> What is needed:
From the entries, copy each line that includes "currency".

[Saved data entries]
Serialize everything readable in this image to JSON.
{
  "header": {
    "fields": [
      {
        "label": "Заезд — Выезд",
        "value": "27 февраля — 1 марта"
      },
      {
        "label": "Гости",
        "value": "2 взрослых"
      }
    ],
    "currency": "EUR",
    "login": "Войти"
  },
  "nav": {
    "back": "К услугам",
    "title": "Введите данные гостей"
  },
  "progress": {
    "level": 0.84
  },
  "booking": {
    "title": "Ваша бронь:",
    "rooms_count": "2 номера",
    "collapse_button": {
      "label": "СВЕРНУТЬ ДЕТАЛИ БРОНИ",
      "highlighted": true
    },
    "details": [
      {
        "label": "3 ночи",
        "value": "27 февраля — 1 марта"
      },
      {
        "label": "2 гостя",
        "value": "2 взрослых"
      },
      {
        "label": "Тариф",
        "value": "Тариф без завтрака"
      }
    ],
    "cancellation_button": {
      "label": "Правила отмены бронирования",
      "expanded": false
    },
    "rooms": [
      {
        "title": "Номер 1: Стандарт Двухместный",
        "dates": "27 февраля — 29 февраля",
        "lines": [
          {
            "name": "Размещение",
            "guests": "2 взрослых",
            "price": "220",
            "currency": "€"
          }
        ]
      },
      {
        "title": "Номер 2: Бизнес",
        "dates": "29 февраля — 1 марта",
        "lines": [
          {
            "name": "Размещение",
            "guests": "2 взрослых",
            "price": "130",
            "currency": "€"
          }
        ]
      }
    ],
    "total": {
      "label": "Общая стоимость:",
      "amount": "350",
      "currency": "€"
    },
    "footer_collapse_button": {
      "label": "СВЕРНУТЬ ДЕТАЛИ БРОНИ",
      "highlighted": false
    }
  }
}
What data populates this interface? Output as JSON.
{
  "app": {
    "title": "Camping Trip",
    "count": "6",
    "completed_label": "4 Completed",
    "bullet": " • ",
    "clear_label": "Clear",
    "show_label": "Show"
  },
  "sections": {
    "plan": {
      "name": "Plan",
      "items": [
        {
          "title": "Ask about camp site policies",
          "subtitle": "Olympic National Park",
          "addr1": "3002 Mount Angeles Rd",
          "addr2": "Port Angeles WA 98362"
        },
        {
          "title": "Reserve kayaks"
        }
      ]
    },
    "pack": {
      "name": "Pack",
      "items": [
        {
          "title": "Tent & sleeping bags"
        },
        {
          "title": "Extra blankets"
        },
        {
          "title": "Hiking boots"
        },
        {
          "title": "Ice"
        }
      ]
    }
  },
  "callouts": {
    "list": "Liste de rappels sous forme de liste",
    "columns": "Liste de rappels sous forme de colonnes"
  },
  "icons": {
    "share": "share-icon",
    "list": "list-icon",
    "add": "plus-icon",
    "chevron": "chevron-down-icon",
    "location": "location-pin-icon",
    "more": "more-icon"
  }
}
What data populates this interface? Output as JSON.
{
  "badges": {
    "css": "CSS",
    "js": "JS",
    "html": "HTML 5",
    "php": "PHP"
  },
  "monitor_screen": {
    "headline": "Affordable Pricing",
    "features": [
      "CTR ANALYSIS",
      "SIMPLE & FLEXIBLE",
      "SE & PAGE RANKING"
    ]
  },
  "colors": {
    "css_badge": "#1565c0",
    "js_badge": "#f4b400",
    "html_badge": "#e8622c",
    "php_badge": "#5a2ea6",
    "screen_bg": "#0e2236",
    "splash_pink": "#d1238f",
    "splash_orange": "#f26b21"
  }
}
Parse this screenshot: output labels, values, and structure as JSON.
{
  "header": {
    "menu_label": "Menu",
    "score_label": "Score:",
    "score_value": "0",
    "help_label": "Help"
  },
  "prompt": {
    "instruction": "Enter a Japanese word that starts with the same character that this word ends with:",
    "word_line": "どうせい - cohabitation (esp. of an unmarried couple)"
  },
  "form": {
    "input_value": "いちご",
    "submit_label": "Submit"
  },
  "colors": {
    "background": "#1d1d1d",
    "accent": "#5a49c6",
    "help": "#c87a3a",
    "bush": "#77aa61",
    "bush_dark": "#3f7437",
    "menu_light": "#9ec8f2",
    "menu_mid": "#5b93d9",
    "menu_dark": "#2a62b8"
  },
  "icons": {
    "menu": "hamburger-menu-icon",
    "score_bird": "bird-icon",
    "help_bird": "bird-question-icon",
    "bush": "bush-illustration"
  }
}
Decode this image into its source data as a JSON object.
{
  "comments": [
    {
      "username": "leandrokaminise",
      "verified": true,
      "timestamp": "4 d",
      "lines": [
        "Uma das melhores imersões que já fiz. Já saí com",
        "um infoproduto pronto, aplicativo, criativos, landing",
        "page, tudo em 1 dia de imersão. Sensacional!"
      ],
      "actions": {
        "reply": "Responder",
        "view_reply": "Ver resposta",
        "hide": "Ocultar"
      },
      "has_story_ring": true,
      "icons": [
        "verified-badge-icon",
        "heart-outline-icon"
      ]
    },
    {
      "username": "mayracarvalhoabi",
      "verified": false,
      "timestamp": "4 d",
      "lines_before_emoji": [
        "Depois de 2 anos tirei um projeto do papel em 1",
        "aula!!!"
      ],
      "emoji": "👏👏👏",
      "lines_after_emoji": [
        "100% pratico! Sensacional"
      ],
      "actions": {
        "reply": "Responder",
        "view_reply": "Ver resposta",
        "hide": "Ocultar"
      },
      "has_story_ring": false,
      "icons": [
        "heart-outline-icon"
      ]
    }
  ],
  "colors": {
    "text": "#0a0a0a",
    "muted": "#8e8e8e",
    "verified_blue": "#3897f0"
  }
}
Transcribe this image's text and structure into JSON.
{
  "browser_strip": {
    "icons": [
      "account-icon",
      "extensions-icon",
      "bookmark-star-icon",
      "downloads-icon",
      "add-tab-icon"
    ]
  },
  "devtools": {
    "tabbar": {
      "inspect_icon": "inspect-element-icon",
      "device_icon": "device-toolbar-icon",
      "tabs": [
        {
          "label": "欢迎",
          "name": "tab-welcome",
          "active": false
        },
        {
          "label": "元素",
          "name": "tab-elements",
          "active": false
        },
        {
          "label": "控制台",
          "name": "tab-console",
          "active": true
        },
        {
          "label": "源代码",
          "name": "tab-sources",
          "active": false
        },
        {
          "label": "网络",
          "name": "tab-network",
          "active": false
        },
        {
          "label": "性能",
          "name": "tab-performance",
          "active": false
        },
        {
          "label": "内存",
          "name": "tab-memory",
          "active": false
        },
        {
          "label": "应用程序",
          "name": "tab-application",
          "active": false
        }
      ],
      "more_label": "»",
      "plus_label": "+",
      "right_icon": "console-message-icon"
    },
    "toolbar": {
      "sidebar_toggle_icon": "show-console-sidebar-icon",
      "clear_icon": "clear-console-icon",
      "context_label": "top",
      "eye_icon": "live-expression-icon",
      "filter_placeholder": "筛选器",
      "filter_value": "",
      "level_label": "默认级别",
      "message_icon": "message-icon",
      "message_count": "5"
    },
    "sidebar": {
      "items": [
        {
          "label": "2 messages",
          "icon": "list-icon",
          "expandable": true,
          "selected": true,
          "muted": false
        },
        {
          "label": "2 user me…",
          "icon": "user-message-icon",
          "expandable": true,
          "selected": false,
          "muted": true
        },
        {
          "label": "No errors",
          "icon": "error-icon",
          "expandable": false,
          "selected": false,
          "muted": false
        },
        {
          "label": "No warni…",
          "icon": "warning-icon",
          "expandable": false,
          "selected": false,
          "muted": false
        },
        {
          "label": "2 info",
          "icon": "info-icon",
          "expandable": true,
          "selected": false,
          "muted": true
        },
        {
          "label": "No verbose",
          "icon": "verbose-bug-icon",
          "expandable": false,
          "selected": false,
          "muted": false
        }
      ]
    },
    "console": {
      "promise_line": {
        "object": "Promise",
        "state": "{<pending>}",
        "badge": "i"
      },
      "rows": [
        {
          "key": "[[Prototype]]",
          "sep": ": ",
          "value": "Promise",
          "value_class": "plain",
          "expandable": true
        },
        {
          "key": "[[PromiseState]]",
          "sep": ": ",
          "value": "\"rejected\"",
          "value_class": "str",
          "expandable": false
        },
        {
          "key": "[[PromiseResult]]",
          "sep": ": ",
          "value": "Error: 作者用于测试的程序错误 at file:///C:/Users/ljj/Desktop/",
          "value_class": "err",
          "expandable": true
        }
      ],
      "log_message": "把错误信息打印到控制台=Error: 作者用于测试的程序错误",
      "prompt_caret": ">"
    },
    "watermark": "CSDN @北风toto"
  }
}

> Solution for this problem:
    "currency": "EUR",
            "currency": "€"
            "currency": "€"
      "currency": "€"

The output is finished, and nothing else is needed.